        • TheAtlantic64

          Credit card debt is less than 10% of personal consumer debt in the US. We aren’t talking about movie tickets. We’re talking about the generalized “debt is bad” meme, and by definition, most personal debt is comprised of student loans and mortgages. People spend too much on education and buy homes that they can’t afford, but those issues don’t mean they aren’t, generally, still net positive debt investments. Without student loans and mortgages, the modern economy collapses, and to portray “debt” as a negative is simply modern cult nonsense that sells a lot of self-help books.

  • Craig List

    The math on the above example is actually kind of interesting; I’m not sure if these numbers were selected accidentally or on purpose. If you simply pay minimums, you should expect to get soaked with interest. In fact, you can’t pay off a $15,000 loan at 18% interest making minimum payments of $100. It’s impossible.

    It’s pretty easy to poke hole’s in someone’s theory if you leave parts of it out. The mathematical equation above is very precise, but omits a key part of Dave’s advice: pay extra on the smallest debt. Dave would never encourage people to simply stick to paying minimum payments. He says to “attack” the the smallest debt. Pay it off faster than minimum payments. And in addition to the psychological boost of paying off a balance, that focused intensity trims off a great deal of the interest.

    If you run the numbers (which hardly anyone does these days, otherwise, how would they possibly allow themselves to owe $15,000 at 18% interest?!?), even paying an extra $100 a month tremendously knocks down the payment time (faster than 86 months, Ms. Sekar), and the amount of interest paid.

    I’m sure there is still an “interest gap” between Dave’s method and the one suggested here. But personal finance is more than math; it’s about discipline and behavior management. I would be curious to know how many people will point to this article as the reason they successfully became debt free. I suspect, not as many as would point to Dave Ramsey (and, I bet none of them complain about the extra interest they paid).

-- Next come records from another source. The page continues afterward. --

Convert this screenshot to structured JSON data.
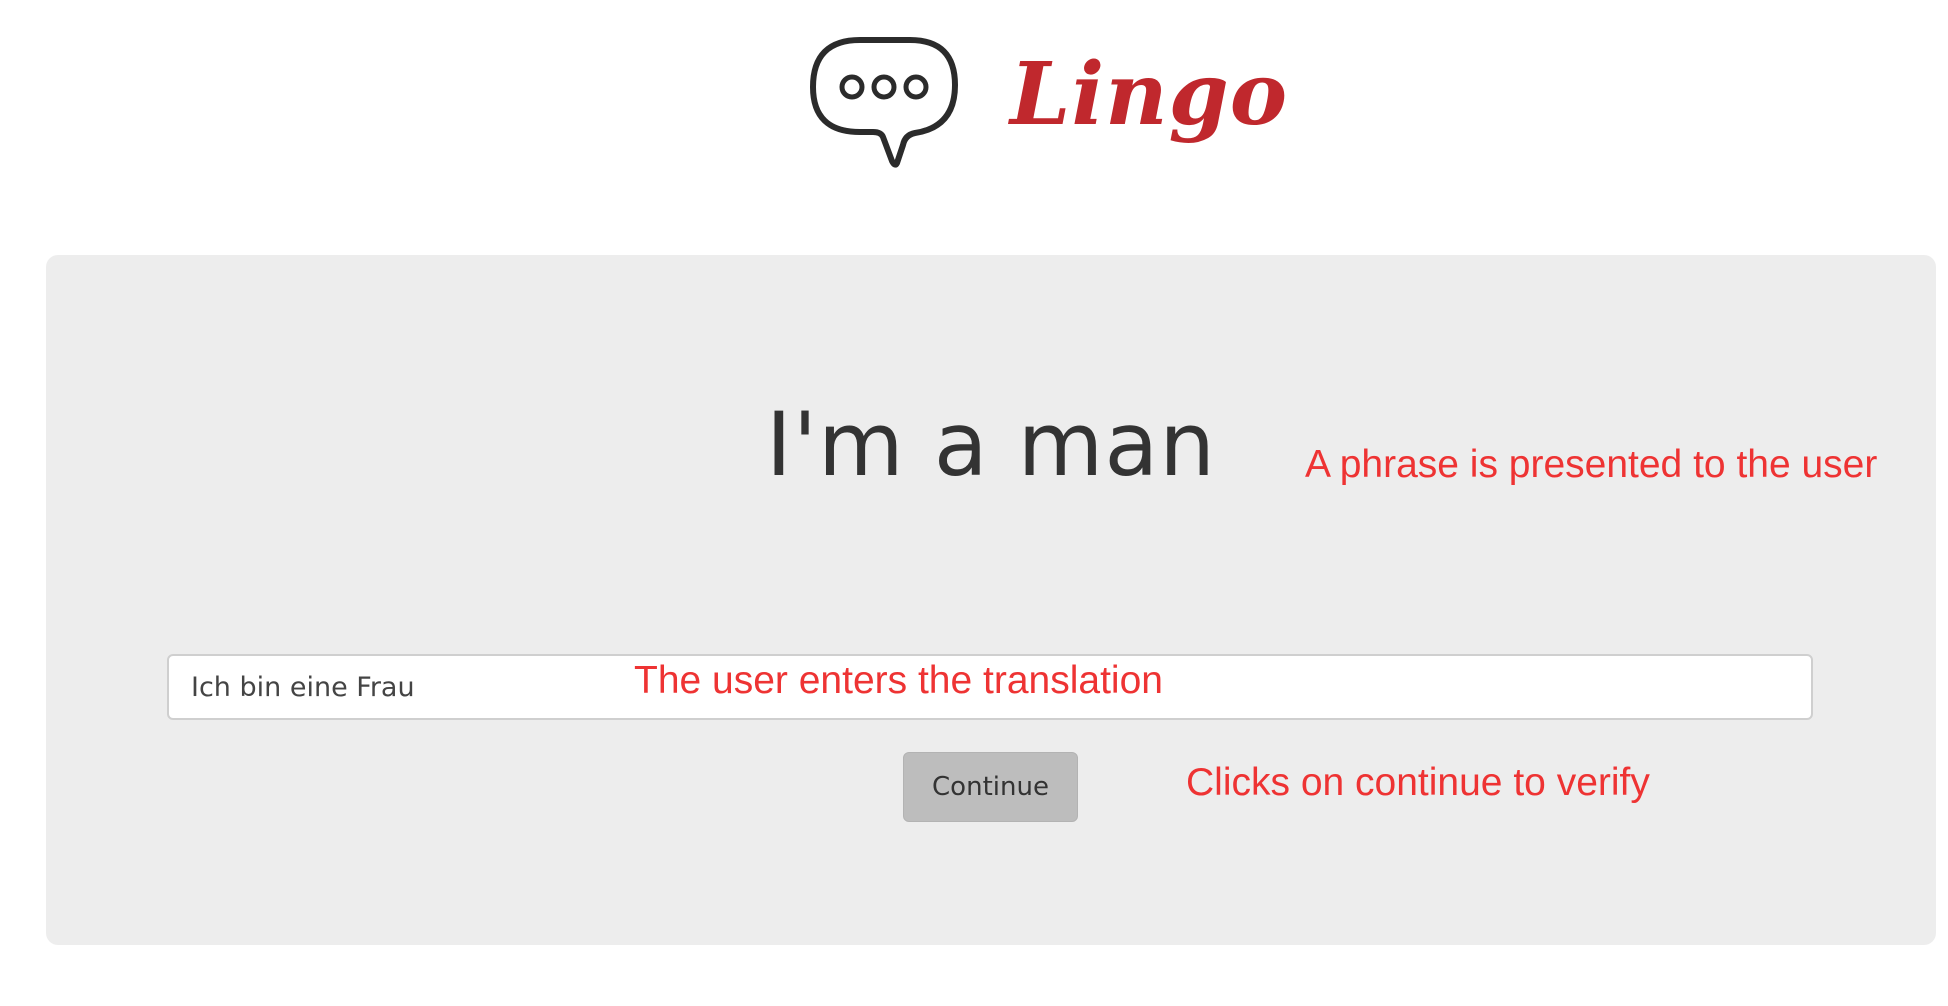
{
  "app": {
    "name": "Lingo",
    "icon": "speech-bubble-icon",
    "brand_color": "#c0282d"
  },
  "exercise": {
    "phrase": "I'm a man",
    "answer_value": "Ich bin eine Frau",
    "continue_label": "Continue"
  },
  "annotations": {
    "phrase_note": "A phrase is presented to the user",
    "input_note": "The user enters the translation",
    "button_note": "Clicks on continue to verify",
    "color": "#ee3333"
  }
}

    I wonder…is Ms. Sekar debt-free?

    • disqusaccount1981

      @Craig, All your points are correct above. I would also point out that most people in a lot of debt are on the verge of having everything fall apart. Like their car breaks, and they can’t afford the payments on their credit card. When you eliminate a credit card payment (which is usually more than the interest at minimum anyway), you reduce your total monthly obligations.

      Getting rid of that small debt means that you have one less obligation that month. If you come on bad times, you now have a little more freedom than you had before. Hopefully, that keeps your head above water.

      I would admit that there are times and circumstances where paying off a high interest debt would make sense. But I think there is huge merit in going simple. If you make things too complicated, no one ever follows through. There are theoretical ways to save a few buck s here and there, but like you said, this is very much about behavior modification.

      Also, Mr. Sekar fails to mention any of the other parts of Dave Ramsey’s plan. Buying used cars instead of new, paying cash to help you better budget groceries and eating out… When you piece it all together, you will do much better than you can by his so-called math. In the end, this is about a lifestyle change, not a math problem.